6Theoretically histone and DNA should be in a 1:1 molar ratio of nucleosomes binding sites to octamers or a 1:1.3 mass ratio of histone octamers to DNA. We typically perform a titration test with 1.25 fold increments. Once the optimal histone/DNA ratio for any given histone octamer is determined, it can be consistently used for the same preparation with different DNA probes.
7The histone modifying enzymes that are suitable for the assays described in this chapter should be highly active and possess nucleosomal activity. Preliminary tests are normally performed to determine the necessary amount of enzymes and the completeness of the modification reactions. If 80-90% of a target population is modified, these nucleosomal templates are generally satisfactory for most other assays.
8The generic histone acetyltransferase complexes used here are purified from yeast using the TAP method (13). We typically use Ada2-TAP, use of which yields a mixture of three HAT complexes: SAGA, SLIK and ADA, to provide the histone H3 specific HAT, and the NuA4 (Epl1-TAP) complex to provide the histone H4 HAT.
9A pBlueScript vector carrying a single copy 601sequence flanked by several restriction sites (Figure 2, top left panel) is digested with KpnI and BamHI, the small fragment is ligated to the same vector digested with KpnI and BglII to produce the 2× 601 plasmid. Since the junction site of BamHI and BglII can no longer be cut by either enzyme, the two steps in Figure 2 can be multiplied several times to generate more repeats. We found that for the single sequence that is less than 300bp in length, a 16× version of construct can be routinely obtained.

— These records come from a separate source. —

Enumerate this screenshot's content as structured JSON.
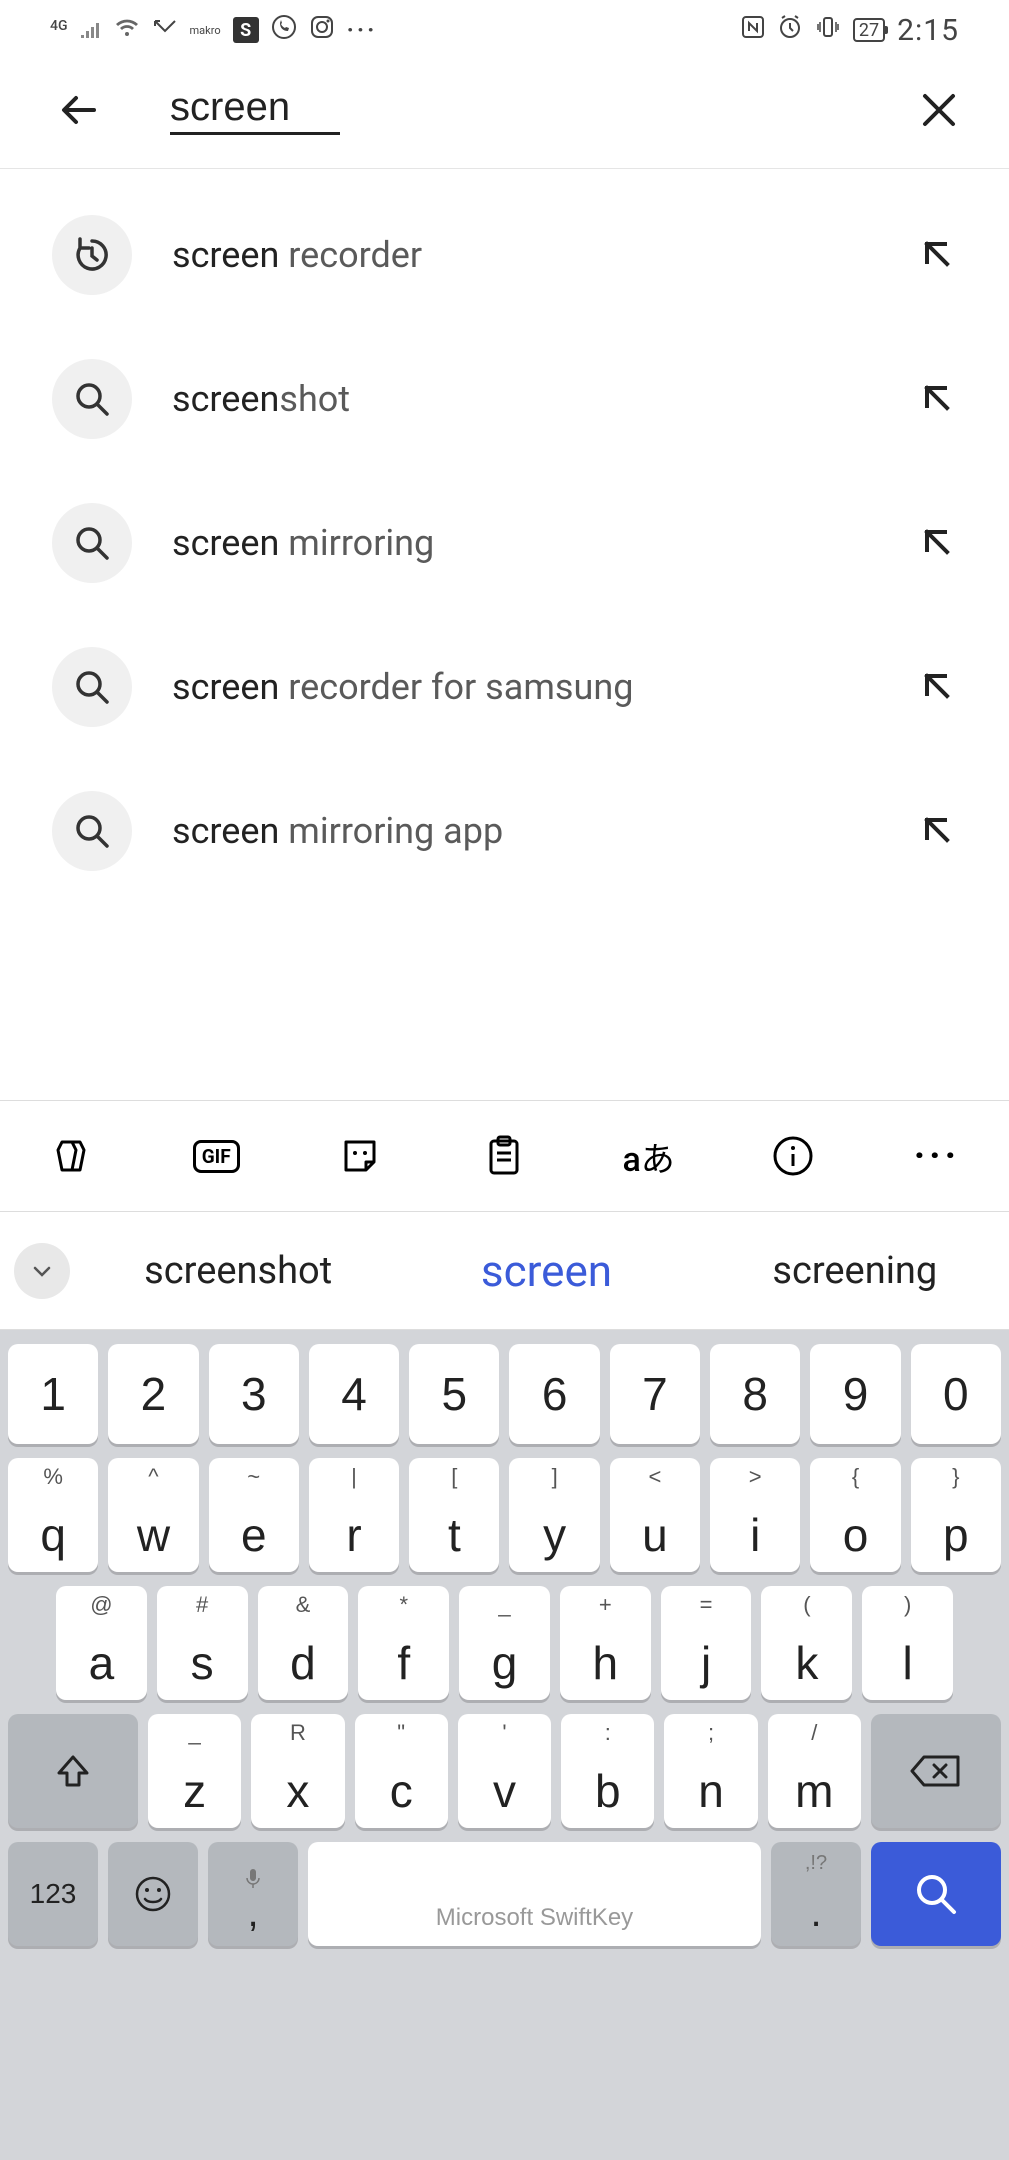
{
  "status": {
    "sig": "4G",
    "makro": "makro",
    "s": "S",
    "battery": "27",
    "time": "2:15"
  },
  "search": {
    "query": "screen"
  },
  "suggestions": [
    {
      "match": "screen",
      "rest": " recorder",
      "type": "history"
    },
    {
      "match": "screen",
      "rest": "shot",
      "type": "search"
    },
    {
      "match": "screen",
      "rest": " mirroring",
      "type": "search"
    },
    {
      "match": "screen",
      "rest": " recorder for samsung",
      "type": "search"
    },
    {
      "match": "screen",
      "rest": " mirroring app",
      "type": "search"
    }
  ],
  "keyboard": {
    "toolbar": {
      "gif": "GIF"
    },
    "predictions": {
      "left": "screenshot",
      "center": "screen",
      "right": "screening"
    },
    "row0": [
      "1",
      "2",
      "3",
      "4",
      "5",
      "6",
      "7",
      "8",
      "9",
      "0"
    ],
    "row1": [
      {
        "main": "q",
        "sup": "%"
      },
      {
        "main": "w",
        "sup": "^"
      },
      {
        "main": "e",
        "sup": "~"
      },
      {
        "main": "r",
        "sup": "|"
      },
      {
        "main": "t",
        "sup": "["
      },
      {
        "main": "y",
        "sup": "]"
      },
      {
        "main": "u",
        "sup": "<"
      },
      {
        "main": "i",
        "sup": ">"
      },
      {
        "main": "o",
        "sup": "{"
      },
      {
        "main": "p",
        "sup": "}"
      }
    ],
    "row2": [
      {
        "main": "a",
        "sup": "@"
      },
      {
        "main": "s",
        "sup": "#"
      },
      {
        "main": "d",
        "sup": "&"
      },
      {
        "main": "f",
        "sup": "*"
      },
      {
        "main": "g",
        "sup": "_"
      },
      {
        "main": "h",
        "sup": "+"
      },
      {
        "main": "j",
        "sup": "="
      },
      {
        "main": "k",
        "sup": "("
      },
      {
        "main": "l",
        "sup": ")"
      }
    ],
    "row3": [
      {
        "main": "z",
        "sup": "_"
      },
      {
        "main": "x",
        "sup": "R"
      },
      {
        "main": "c",
        "sup": "\""
      },
      {
        "main": "v",
        "sup": "'"
      },
      {
        "main": "b",
        "sup": ":"
      },
      {
        "main": "n",
        "sup": ";"
      },
      {
        "main": "m",
        "sup": "/"
      }
    ],
    "sym_label": "123",
    "comma": ",",
    "period": ".",
    "period_sup": ",!?",
    "space_brand": "Microsoft SwiftKey"
  }
}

10A previous established procedure for a large scale plasmid preparation (10) is adopted with minor modifications. We normally start with 2 liters of 2×TY culture. After 18-22 hrs incubation at 37°C, about 20 grams of cells can be harvested, which yield about 10 mg of plasmid DNA.
11The simple procedure described here only removes free co-factors. Most modifying enzymes remain in the final nucleosome fraction, which should be factored into the data interpretation as appropriate.

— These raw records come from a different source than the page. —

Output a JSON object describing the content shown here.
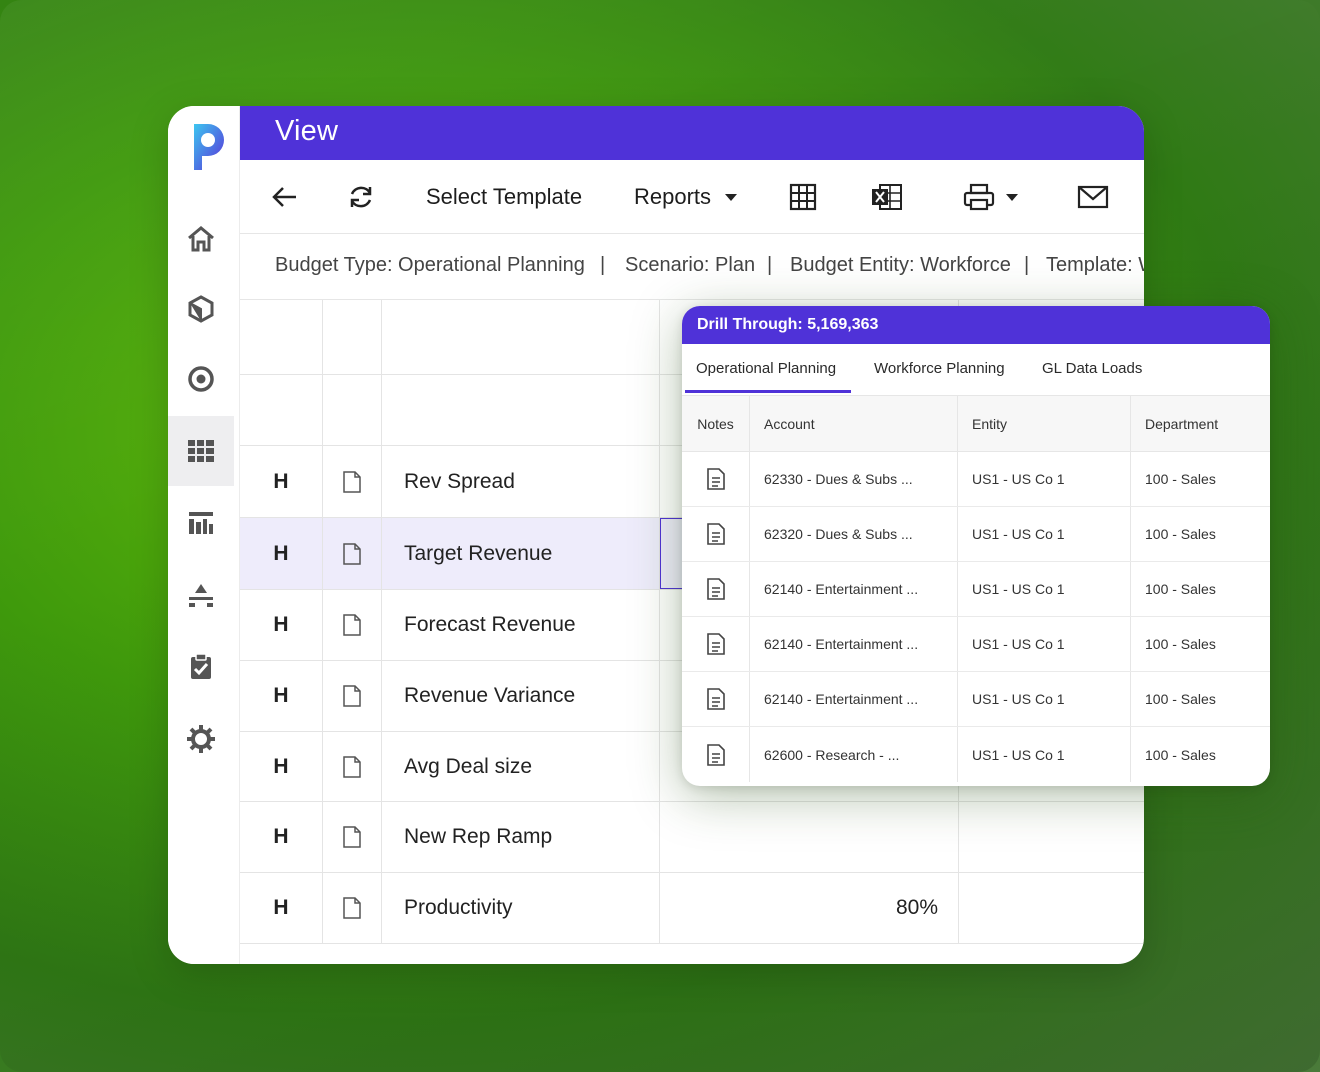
{
  "header": {
    "title": "View"
  },
  "toolbar": {
    "select_template": "Select Template",
    "reports": "Reports"
  },
  "context": {
    "budget_type": "Budget Type: Operational Planning",
    "sep1": "|",
    "scenario": "Scenario: Plan",
    "sep2": "|",
    "budget_entity": "Budget Entity: Workforce",
    "sep3": "|",
    "template": "Template: W"
  },
  "grid": {
    "rows": [
      {
        "h": "H",
        "label": "Rev Spread",
        "value": ""
      },
      {
        "h": "H",
        "label": "Target Revenue",
        "value": ""
      },
      {
        "h": "H",
        "label": "Forecast Revenue",
        "value": ""
      },
      {
        "h": "H",
        "label": "Revenue Variance",
        "value": ""
      },
      {
        "h": "H",
        "label": "Avg Deal size",
        "value": ""
      },
      {
        "h": "H",
        "label": "New Rep Ramp",
        "value": ""
      },
      {
        "h": "H",
        "label": "Productivity",
        "value": "80%"
      }
    ]
  },
  "drill": {
    "title": "Drill Through: 5,169,363",
    "tabs": [
      "Operational Planning",
      "Workforce Planning",
      "GL Data Loads"
    ],
    "columns": [
      "Notes",
      "Account",
      "Entity",
      "Department"
    ],
    "rows": [
      {
        "account": "62330 - Dues & Subs ...",
        "entity": "US1 - US Co 1",
        "department": "100 - Sales"
      },
      {
        "account": "62320 - Dues & Subs ...",
        "entity": "US1 - US Co 1",
        "department": "100 - Sales"
      },
      {
        "account": "62140 - Entertainment ...",
        "entity": "US1 - US Co 1",
        "department": "100 - Sales"
      },
      {
        "account": "62140 - Entertainment ...",
        "entity": "US1 - US Co 1",
        "department": "100 - Sales"
      },
      {
        "account": "62140 - Entertainment ...",
        "entity": "US1 - US Co 1",
        "department": "100 - Sales"
      },
      {
        "account": "62600 - Research - ...",
        "entity": "US1 - US Co 1",
        "department": "100 - Sales"
      }
    ]
  },
  "colors": {
    "brand": "#4f32d8",
    "selected_row": "#eeecfb"
  }
}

12The following procedures are based on a previous protocol (12). Spot 5 μl of acetylated nucleosomes on a piece of negatively charged P81 phosphocellulose filter. Air dry filters for 5mins. Wash filters with 50 ml of HAT wash buffer at RT for 5 mins and then repeat two more times. Filters are briefly rinsed with 30 ml acetone and then air dried for 5 min. Place the filters into scintillation vials containing 4 ml of scintillation fluid (for filters) and measure the radioactivity using a scintillation counter.